* **EXERCISE DIRECTIONS**:
Please state how many lines in the records below contain the word "patient"; the answer should be a number and nothing else.

· · · · · · ·

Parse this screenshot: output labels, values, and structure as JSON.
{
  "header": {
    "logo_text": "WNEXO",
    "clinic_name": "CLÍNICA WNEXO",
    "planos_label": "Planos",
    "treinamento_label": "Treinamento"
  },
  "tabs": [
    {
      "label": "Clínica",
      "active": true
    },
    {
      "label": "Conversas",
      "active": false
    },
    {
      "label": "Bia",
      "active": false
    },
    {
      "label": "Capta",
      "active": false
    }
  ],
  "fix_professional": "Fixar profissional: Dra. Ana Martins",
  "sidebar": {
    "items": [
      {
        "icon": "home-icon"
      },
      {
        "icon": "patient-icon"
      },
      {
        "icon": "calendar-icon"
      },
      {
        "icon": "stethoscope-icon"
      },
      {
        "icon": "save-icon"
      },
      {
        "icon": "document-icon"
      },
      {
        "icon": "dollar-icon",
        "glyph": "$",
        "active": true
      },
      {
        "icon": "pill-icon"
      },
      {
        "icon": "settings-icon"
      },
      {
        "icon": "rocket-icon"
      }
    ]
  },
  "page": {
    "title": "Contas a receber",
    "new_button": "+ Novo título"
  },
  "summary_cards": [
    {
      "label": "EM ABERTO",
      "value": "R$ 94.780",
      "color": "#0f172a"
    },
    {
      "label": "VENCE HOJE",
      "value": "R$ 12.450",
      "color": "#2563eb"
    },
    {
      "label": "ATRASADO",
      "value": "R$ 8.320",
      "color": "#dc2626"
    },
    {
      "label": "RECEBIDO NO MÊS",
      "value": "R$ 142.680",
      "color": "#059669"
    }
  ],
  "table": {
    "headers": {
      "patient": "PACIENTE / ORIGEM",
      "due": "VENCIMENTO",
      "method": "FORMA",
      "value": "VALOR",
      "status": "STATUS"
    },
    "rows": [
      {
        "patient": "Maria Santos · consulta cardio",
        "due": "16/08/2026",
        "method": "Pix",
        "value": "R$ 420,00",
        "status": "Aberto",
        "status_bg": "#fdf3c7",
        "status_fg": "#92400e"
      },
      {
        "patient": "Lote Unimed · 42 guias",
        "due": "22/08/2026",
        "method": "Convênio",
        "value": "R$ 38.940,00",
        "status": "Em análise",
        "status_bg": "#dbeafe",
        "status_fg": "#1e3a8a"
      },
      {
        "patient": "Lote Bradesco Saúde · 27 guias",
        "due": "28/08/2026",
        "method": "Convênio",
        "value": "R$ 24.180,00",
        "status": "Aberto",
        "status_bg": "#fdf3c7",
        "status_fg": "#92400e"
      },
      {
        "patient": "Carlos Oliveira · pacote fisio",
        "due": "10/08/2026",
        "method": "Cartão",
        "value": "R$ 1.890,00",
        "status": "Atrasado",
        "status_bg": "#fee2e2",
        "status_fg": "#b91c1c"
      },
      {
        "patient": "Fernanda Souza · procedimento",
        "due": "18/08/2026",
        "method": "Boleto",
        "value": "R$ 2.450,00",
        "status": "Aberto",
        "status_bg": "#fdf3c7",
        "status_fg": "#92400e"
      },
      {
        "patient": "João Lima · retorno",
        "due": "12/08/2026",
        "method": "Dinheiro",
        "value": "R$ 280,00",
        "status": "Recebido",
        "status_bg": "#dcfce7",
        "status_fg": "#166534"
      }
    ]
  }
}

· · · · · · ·

* **RESPONSE TO THE TASK**:
8